After winning bronze and silver medals in Beijing 2008 and London 2012 (respectively) in the 1500 metre freestyle, UVic’s most famous Olympic swimmer set his sights on gold in Rio, but came up short in sixth place. In an exclusive interview with the Martlet, conducted late last year, Ryan Cochrane reflects on his third summer Olympics, balancing Team Canada’s success with personal disappointment, and whether retirement is on the horizon.
What were your personal expectations going into the 2016 Olympic games?
I wanted to win at least two medals. It’s weird saying these things in retrospect but I had the goal of winning two medals. I wanted to win. I wanted to better my performances.
What was life like when you were training for the Olympics in 2016?
The Olympic year, everything just gets turned up a notch. In previous years I’ve balanced school and swimming, [but] when I graduated from UVic I decided to just focus on swimming until this Olympics. So it was really 5 a.m. to 5 p.m. at least, every day. And seven hours, eight hours of working out . . . It’s such a holistic approach: eating well, being emotionally ready for these competitions, trying to balance friends and family, while always doing that training. And we were away about eight months of the year before the games, training, so it’s a love-hate relationship with that. Because you don’t get to see your friends and family but you also get to see a bit of the world.
How was your training different from 2008 or 2012?
I took each Olympic year off of school and I think that helps because I knew what my priorities were. But the training itself doesn’t change an incredible amount. For swimmers, it’s pretty continuous, so you might get a week or two off in the summer, but start to finish it doesn’t change and year to year it’s usually pretty similar . . . you try to ask your coach and your trainer, “What else can I do? Can I do a little bit more?” But you can only ask that so many times before you don’t get through the week.
Did the political upheaval of Zika and corruption come into your mindset at all?

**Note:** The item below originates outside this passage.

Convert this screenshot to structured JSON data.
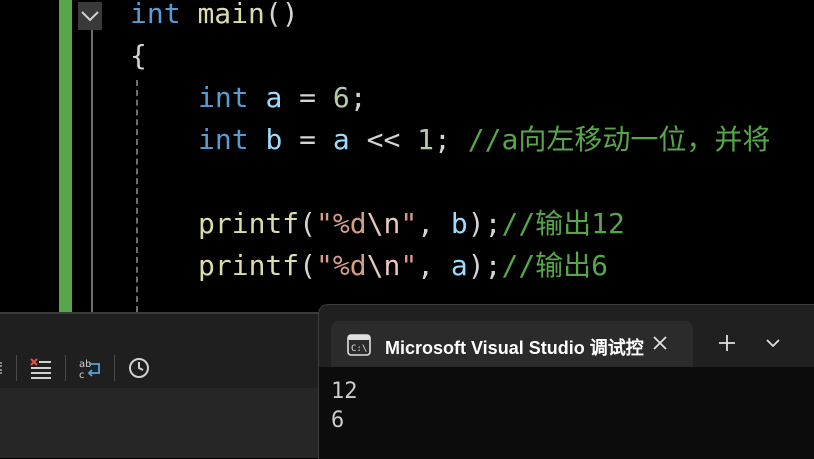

I was fortunate because it was my third Games [and] I know how it works . . . Every Games seems to have one or two major issues that kinda get blown up in the media for months and months before. This Games it was like ten things instead of two. But I realized that it’s a little fear-mongering . . . The 24-hour news cycle likes to jump on some weird things sometimes . . . So you try to effect change in everything we’re doing here at home but beyond that you hope that the right people are working on those issues. And they did. We had no issues in Rio and it was one of my favourite games to be at, so that says something.
What’s day-to-day life like as an athlete at the Olympics?
There’s a lot of the emotional turmoil. The ups and downs even before you race are pretty crazy and it’s boring at times. You eat, you sleep, you train, you try to rest up, and there’s really not much more to it. When we’re not competing and we’re at the games, if we’re not actually at our venue, we’re watching all the other sports. It was such an amazing experience to share that with all the other athletes. So many highs and so many lows for that point, but just being able to see how invested we all are amongst our entire team, all 350 athletes and given that it’s my third Games, you start to get to know people. You know a bit about their story, you know everybody has something that they’ve overcome and so just seeing that success, it motivates you.
What were your expectations for the Canadian team as a whole?
It’s funny, my personal expectations . . . reality didn’t mirror anything at all what I was hoping for, but then the team did so much better than I ever would have anticipated . . . Hopefully this builds for every four years or three years to come, and we can say we’re not one of those second-tier swimming organizations [and] we can actually try to get some of the best athletes out there, and I think our women especially really proved that.
You made an emotional Instagram post after your race and your results. Talk me through how you were feeling at that time.
In a perfect world I probably wouldn’t have said anything. But I do think it’s important to recognize defeats and when you are unhappy . . . We celebrate the successes so much in sport and we almost get kind of—I guess as swimmers we’re pretty lucky because we feel the support whether it’s positive or not, but I did feel like I let people down . . . It’s been nice to be able to reflect on it and the outpouring of support was nothing that I ever would’ve imagined so I feel very fortunate to have been in that role as an athlete, but I was devastated. It wasn’t what I had ever dreamed of and it felt very final and there were no more second chances. I think that was the most painful piece, that [at] each [previous Olympic] games, if I had a result I wasn’t quite happy about I still had another chance. But this time there were no more chances and that was not only disheartening but painful.
What’s next for you?
I’m still deciding whether I want to continue or not. It’s been so good to see these kids across the country [while doing a series of Swimming Smart clinics] who are starting out their journey into sport. It’s been a blast getting to know them, getting to know their stories, hopefully motivating them for ideally twenty more years in the sport . . . it’s good to find that life-sport balance which I’ve been lacking for many years . . . I don’t know how much longer I’ll keep swimming, I can’t imagine it’ll be for too long, but I’ve been so passionate about it for two decades that . . . how do you easily give that up? So it’s a decision I grapple with almost on a daily basis.
Is it safe to say Rio was your last Olympics?
Yeah. The ups and downs and the stress and the pressure is . . . there’s so much commitment to it and there’s also so much that makes you just exhausted by the process so four more years is just too long for me.